Copy all lines containing the string "Research" from the records below.

━━━━━ Available data ━━━━━

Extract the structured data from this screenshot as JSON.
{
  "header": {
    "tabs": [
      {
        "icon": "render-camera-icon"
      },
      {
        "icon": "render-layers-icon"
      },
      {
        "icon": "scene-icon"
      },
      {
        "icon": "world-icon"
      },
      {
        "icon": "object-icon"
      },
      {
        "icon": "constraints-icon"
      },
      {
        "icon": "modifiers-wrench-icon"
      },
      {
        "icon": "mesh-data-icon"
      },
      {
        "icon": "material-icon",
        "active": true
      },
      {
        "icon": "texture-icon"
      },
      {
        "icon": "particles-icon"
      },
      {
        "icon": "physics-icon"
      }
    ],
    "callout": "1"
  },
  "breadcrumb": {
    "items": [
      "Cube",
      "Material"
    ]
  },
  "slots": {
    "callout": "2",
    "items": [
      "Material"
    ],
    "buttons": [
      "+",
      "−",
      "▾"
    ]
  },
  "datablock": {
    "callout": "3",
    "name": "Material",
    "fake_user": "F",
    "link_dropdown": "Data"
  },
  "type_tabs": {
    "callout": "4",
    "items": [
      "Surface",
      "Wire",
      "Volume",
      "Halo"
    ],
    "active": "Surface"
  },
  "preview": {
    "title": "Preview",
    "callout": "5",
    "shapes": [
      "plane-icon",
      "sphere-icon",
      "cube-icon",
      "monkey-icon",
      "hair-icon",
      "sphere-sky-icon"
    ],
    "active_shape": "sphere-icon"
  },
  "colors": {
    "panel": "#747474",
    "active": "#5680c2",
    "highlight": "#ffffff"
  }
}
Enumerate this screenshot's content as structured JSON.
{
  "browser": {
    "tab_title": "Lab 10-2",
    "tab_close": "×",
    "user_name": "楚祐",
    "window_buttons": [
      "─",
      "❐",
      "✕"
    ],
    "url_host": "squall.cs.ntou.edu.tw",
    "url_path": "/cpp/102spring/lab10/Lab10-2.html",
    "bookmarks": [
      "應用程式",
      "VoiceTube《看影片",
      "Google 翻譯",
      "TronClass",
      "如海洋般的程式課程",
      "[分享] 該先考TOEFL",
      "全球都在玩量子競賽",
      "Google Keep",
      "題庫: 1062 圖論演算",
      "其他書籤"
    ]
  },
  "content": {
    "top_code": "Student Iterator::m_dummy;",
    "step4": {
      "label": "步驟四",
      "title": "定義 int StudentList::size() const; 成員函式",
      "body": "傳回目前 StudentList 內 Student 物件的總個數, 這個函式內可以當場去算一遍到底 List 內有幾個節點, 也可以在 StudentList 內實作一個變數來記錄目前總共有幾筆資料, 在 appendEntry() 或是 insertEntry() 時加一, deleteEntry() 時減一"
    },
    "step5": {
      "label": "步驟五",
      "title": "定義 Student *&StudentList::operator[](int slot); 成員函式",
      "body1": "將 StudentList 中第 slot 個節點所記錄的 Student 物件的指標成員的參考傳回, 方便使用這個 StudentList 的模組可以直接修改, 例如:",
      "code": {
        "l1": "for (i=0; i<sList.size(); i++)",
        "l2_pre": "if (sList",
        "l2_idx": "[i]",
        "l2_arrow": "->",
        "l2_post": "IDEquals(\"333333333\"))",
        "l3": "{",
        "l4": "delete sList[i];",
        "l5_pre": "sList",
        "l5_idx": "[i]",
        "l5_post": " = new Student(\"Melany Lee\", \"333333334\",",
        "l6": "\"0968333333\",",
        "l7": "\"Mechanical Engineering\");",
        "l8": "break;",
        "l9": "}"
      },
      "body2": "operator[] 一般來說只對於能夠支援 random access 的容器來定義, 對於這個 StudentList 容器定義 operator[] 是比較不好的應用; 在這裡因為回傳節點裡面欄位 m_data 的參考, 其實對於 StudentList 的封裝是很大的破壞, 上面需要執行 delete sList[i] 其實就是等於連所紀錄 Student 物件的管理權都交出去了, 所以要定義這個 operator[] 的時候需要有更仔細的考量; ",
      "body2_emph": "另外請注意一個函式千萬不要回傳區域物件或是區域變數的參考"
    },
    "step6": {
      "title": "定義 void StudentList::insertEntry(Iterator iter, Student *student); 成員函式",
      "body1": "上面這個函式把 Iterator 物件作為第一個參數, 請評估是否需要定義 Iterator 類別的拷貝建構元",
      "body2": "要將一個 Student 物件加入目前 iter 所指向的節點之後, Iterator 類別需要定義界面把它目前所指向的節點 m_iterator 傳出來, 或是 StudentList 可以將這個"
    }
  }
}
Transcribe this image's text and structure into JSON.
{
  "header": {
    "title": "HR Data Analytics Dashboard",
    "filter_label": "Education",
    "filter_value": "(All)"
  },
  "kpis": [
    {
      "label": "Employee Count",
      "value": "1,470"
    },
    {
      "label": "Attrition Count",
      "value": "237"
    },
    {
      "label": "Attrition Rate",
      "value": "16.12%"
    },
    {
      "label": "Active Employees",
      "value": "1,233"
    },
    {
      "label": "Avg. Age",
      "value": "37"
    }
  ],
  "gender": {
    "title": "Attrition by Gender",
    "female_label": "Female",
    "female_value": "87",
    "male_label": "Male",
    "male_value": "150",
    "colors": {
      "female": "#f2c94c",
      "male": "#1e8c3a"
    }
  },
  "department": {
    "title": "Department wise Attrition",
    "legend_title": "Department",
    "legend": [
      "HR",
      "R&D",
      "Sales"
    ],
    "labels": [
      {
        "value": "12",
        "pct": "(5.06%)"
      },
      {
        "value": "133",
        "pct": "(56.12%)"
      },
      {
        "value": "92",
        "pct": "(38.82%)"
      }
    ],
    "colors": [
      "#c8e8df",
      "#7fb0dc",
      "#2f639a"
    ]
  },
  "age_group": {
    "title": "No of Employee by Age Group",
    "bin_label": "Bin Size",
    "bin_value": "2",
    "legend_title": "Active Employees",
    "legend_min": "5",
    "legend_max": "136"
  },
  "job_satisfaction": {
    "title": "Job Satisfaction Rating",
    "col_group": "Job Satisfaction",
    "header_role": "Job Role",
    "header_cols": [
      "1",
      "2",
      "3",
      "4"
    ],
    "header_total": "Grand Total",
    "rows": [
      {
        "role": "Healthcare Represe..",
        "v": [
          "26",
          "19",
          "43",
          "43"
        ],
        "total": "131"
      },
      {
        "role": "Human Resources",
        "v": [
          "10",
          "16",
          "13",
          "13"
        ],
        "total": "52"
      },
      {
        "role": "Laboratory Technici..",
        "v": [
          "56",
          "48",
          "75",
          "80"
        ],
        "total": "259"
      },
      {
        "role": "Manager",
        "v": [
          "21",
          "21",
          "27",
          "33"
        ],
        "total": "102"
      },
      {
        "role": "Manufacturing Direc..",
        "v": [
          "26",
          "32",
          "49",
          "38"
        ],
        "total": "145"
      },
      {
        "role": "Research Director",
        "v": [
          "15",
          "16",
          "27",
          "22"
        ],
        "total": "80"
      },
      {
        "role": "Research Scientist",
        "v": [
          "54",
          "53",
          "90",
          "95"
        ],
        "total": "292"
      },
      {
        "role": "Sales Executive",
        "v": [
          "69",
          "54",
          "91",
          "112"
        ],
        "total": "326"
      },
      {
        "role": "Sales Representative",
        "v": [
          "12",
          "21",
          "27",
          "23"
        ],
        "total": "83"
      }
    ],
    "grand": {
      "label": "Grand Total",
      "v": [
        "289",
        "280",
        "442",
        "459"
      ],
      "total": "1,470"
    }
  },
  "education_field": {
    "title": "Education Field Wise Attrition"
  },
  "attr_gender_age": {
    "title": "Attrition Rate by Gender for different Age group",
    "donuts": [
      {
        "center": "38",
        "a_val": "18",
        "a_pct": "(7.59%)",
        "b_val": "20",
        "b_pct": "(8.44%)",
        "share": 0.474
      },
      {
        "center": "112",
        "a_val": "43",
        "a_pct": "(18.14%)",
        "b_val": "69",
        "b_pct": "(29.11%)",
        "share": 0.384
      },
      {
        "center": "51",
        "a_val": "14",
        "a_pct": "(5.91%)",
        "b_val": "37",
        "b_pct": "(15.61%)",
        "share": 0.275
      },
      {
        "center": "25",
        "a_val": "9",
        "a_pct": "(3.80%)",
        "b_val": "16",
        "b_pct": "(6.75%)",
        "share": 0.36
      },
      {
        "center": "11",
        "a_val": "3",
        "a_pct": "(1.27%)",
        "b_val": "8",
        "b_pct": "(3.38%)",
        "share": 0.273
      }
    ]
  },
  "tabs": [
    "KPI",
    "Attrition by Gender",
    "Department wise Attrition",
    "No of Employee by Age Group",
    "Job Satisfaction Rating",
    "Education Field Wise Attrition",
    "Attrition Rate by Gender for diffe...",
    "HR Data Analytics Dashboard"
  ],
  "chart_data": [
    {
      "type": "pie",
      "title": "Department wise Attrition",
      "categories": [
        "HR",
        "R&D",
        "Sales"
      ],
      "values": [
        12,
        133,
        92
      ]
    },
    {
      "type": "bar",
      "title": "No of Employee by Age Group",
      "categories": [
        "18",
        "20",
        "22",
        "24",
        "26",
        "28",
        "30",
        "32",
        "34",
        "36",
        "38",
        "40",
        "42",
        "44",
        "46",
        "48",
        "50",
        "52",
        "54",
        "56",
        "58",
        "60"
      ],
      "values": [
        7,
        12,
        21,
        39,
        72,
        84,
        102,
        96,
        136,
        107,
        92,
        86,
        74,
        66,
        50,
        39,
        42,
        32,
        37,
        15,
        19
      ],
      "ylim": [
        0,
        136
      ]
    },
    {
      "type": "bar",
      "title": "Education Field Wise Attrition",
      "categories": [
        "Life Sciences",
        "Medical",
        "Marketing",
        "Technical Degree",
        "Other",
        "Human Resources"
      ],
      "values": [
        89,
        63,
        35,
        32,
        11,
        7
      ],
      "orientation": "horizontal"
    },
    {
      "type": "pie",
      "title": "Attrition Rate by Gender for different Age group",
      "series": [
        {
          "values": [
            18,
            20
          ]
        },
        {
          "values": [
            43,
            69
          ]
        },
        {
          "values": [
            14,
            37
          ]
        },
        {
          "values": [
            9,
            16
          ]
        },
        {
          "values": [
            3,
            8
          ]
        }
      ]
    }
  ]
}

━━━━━

** Response **
        "role": "Research Director",
        "role": "Research Scientist",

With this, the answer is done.